We continue our series on…
The A- Z of the Christian Faith
A for All Saints
We say each week in the Creed that “We believe in the communion of Saints.” I wonder if we ever think what this means? Once a year, on All Saints Day (1st November) we have a special celebration of all the saints, known and unknown, in heaven and on earth. But if we are unaware of the Saints the rest of the time a dimension is lost in our Christian lives. If we believe that “neither life nor death… can separate us from the love of God in Christ Jesus” then we can have a real sense of ‘communion’ with people from all lands, all times, and all traditions: they are indeed our brothers and sisters in Christ.
We belong to a church which takes a ‘middle way’ with regard to the Saints. While not ignoring them as many Protestant Churches do, we do not give them the central position that they have in the Catholic Church. Many Anglicans would find it against their beliefs to pray to the saints, as we pray to God in Christ Jesus. But if we believe they are in heaven, and we have fellowship with them, we can ask them to pray for us, just as we ask each other.
A belief in communion with all the Saints can stop us from being too parochial, too narrow. The saints are international – from every culture and country upon the earth – Asia and Africa and America; all places have produced holy men and women who have been shining lights either to their own people, or to those of many countries. St. Peter was a first century Jew in Palestine and a fisherman. St. Francis was a rich young Italian living in the 12th and 13th centuries. St. Augustine was a great writer, teacher and bishop from North Africa.
The saints are ecumenical –divisions belong to the earthly church, but unity and holiness to heaven. We sing hymns written by Catholics, Methodists, and Presbyterians. We use prayers written by people from different parts of the Church of God: yet because we sing them, we make them Anglican. Saints spring up in all the Churches, and have always done so.
And lastly, the saints are beyond time – or put another way they are for all times. Our earthly lives are short. WE see only a fraction of history – perhaps 70 or 80 years. But we can relate to, and learn from, people who lived centuries ago – through their life stories, their writings, art or music, or through religious orders or works of charity they began. All wisdom does not belong to the 20th/21st centuries. There is a rich treasure house in the past as well as the present.

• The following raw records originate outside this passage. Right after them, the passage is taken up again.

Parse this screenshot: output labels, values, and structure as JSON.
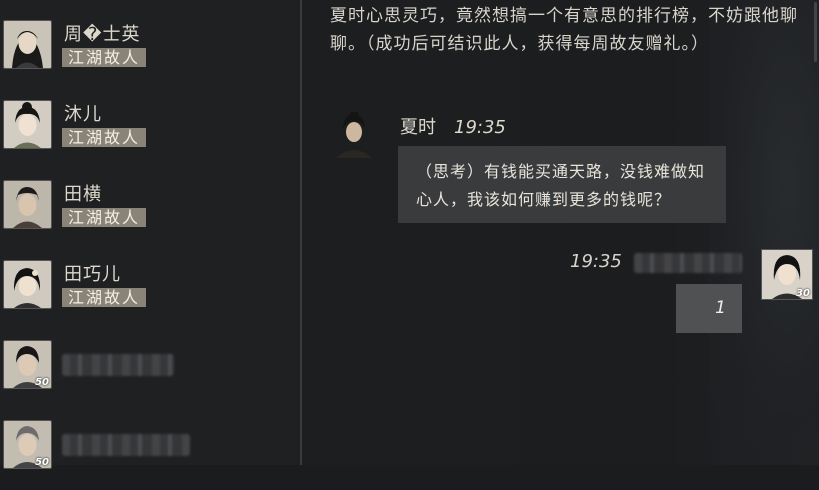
{
  "contacts": [
    {
      "name": "周�士英",
      "tag": "江湖故人"
    },
    {
      "name": "沐儿",
      "tag": "江湖故人"
    },
    {
      "name": "田横",
      "tag": "江湖故人"
    },
    {
      "name": "田巧儿",
      "tag": "江湖故人"
    },
    {
      "level": "50"
    },
    {
      "level": "50"
    }
  ],
  "chat": {
    "system_message": "夏时心思灵巧，竟然想搞一个有意思的排行榜，不妨跟他聊聊。（成功后可结识此人，获得每周故友赠礼。）",
    "npc": {
      "name": "夏时",
      "time": "19:35",
      "message": "（思考）有钱能买通天路，没钱难做知心人，我该如何赚到更多的钱呢？"
    },
    "player": {
      "time": "19:35",
      "level": "30",
      "message": "1"
    }
  }
}
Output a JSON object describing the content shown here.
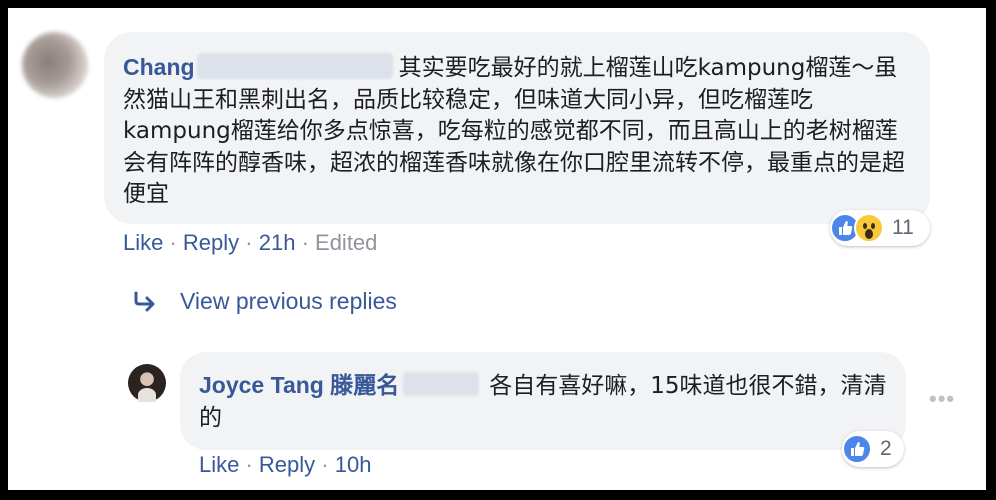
{
  "comment": {
    "author": "Chang",
    "text": "其实要吃最好的就上榴莲山吃kampung榴莲～虽然猫山王和黑刺出名，品质比较稳定，但味道大同小异，但吃榴莲吃kampung榴莲给你多点惊喜，吃每粒的感觉都不同，而且高山上的老树榴莲会有阵阵的醇香味，超浓的榴莲香味就像在你口腔里流转不停，最重点的是超便宜",
    "reaction_count": "11",
    "reactions": [
      "like-icon",
      "wow-icon"
    ],
    "actions": {
      "like": "Like",
      "sep": " · ",
      "reply": "Reply",
      "time": "21h",
      "edited": "Edited"
    }
  },
  "view_previous_replies": "View previous replies",
  "reply": {
    "author": "Joyce Tang 滕麗名",
    "text": "各自有喜好嘛，15味道也很不錯，清清的",
    "reaction_count": "2",
    "reactions": [
      "like-icon"
    ],
    "actions": {
      "like": "Like",
      "sep": " · ",
      "reply": "Reply",
      "time": "10h"
    }
  },
  "colors": {
    "link": "#385898",
    "bubble": "#f2f3f5",
    "meta": "#90949c",
    "like": "#4b86e8",
    "wow": "#f9c93c"
  }
}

So think about the great company of saints as your fellow Christians, for that is what they are. Perhaps you could have a word with them sometimes?